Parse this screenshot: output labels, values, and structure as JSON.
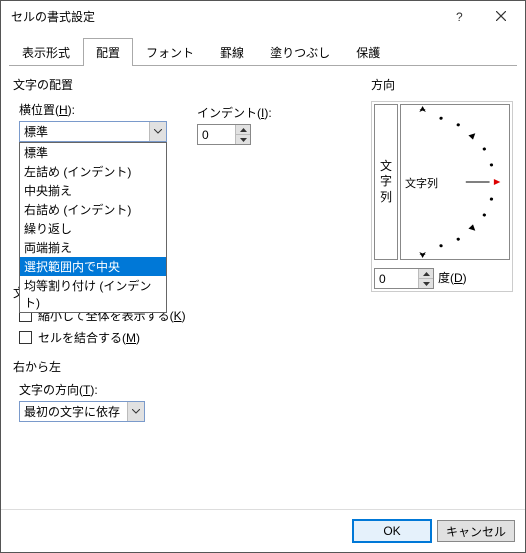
{
  "title": "セルの書式設定",
  "tabs": [
    "表示形式",
    "配置",
    "フォント",
    "罫線",
    "塗りつぶし",
    "保護"
  ],
  "active_tab": 1,
  "alignment": {
    "group_label": "文字の配置",
    "h_label_pre": "横位置(",
    "h_label_key": "H",
    "h_label_post": "):",
    "h_value": "標準",
    "h_options": [
      "標準",
      "左詰め (インデント)",
      "中央揃え",
      "右詰め (インデント)",
      "繰り返し",
      "両端揃え",
      "選択範囲内で中央",
      "均等割り付け (インデント)"
    ],
    "h_selected_index": 6,
    "indent_label_pre": "インデント(",
    "indent_label_key": "I",
    "indent_label_post": "):",
    "indent_value": "0"
  },
  "textctl": {
    "group_label": "文",
    "shrink_pre": "縮小して全体を表示する(",
    "shrink_key": "K",
    "shrink_post": ")",
    "merge_pre": "セルを結合する(",
    "merge_key": "M",
    "merge_post": ")"
  },
  "rtl": {
    "group_label": "右から左",
    "dir_label_pre": "文字の方向(",
    "dir_label_key": "T",
    "dir_label_post": "):",
    "dir_value": "最初の文字に依存"
  },
  "orient": {
    "group_label": "方向",
    "vertical_chars": [
      "文",
      "字",
      "列"
    ],
    "dial_label": "文字列",
    "degree_value": "0",
    "degree_label_pre": "度(",
    "degree_label_key": "D",
    "degree_label_post": ")"
  },
  "buttons": {
    "ok": "OK",
    "cancel": "キャンセル"
  }
}
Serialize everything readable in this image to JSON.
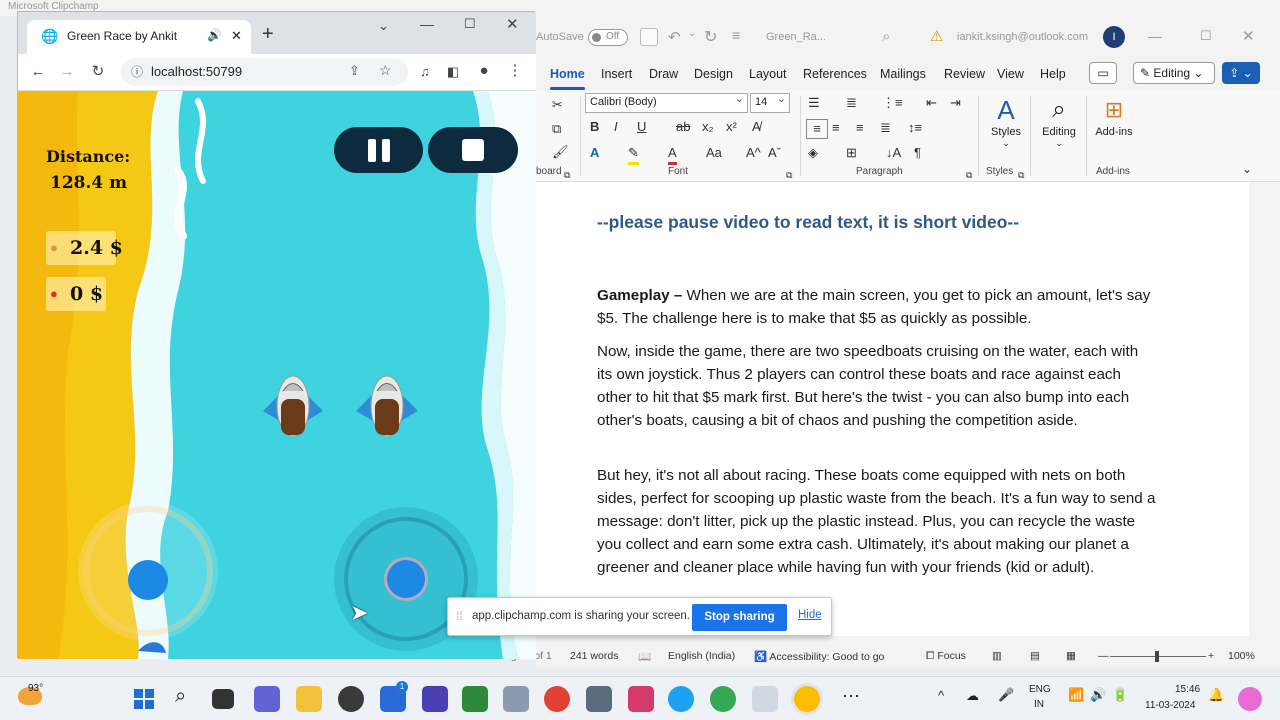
{
  "background_window": {
    "title": "Microsoft Clipchamp"
  },
  "browser": {
    "tab_title": "Green Race by Ankit",
    "url": "localhost:50799",
    "new_tab_symbol": "+"
  },
  "game": {
    "distance_label": "Distance:",
    "distance_value": "128.4 m",
    "player1_money": "2.4 $",
    "player2_money": "0 $",
    "pause_icon": "pause-icon",
    "stop_icon": "stop-icon",
    "colors": {
      "sand": "#f5c816",
      "water": "#3fd3e0",
      "button": "#0e2a3e",
      "joystick": "#1e88e5"
    }
  },
  "word": {
    "autosave_label": "AutoSave",
    "autosave_state": "Off",
    "doc_title": "Green_Ra...",
    "account": "iankit.ksingh@outlook.com",
    "avatar_initial": "I",
    "tabs": [
      "Home",
      "Insert",
      "Draw",
      "Design",
      "Layout",
      "References",
      "Mailings",
      "Review",
      "View",
      "Help"
    ],
    "editing_button": "Editing",
    "font_name": "Calibri (Body)",
    "font_size": "14",
    "groups": {
      "clipboard": "board",
      "font": "Font",
      "paragraph": "Paragraph",
      "styles": "Styles",
      "addins": "Add-ins"
    },
    "big_buttons": {
      "styles": "Styles",
      "editing": "Editing",
      "addins": "Add-ins"
    },
    "document": {
      "heading": "--please pause video to read text, it is short video--",
      "para1_bold": "Gameplay –",
      "para1": " When we are at the main screen, you get to pick an amount, let's say $5. The challenge here is to make that $5 as quickly as possible.",
      "para2": "Now, inside the game, there are two speedboats cruising on the water, each with its own joystick. Thus 2 players can control these boats and race against each other to hit that $5 mark first. But here's the twist - you can also bump into each other's boats, causing a bit of chaos and pushing the competition aside.",
      "para3": "But hey, it's not all about racing. These boats come equipped with nets on both sides, perfect for scooping up plastic waste from the beach. It's a fun way to send a message: don't litter, pick up the plastic instead. Plus, you can recycle the waste you collect and earn some extra cash. Ultimately, it's about making our planet a greener and cleaner place while having fun with your friends (kid or adult)."
    },
    "status": {
      "page": "Page 1 of 1",
      "words": "241 words",
      "language": "English (India)",
      "accessibility": "Accessibility: Good to go",
      "focus": "Focus",
      "zoom": "100%"
    }
  },
  "share_banner": {
    "message": "app.clipchamp.com is sharing your screen.",
    "stop_label": "Stop sharing",
    "hide_label": "Hide"
  },
  "taskbar": {
    "weather_temp": "93°",
    "store_badge": "1",
    "language": "ENG",
    "region": "IN",
    "time": "15:46",
    "date": "11-03-2024"
  }
}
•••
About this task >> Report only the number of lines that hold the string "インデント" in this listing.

Answer for this exercise >> 4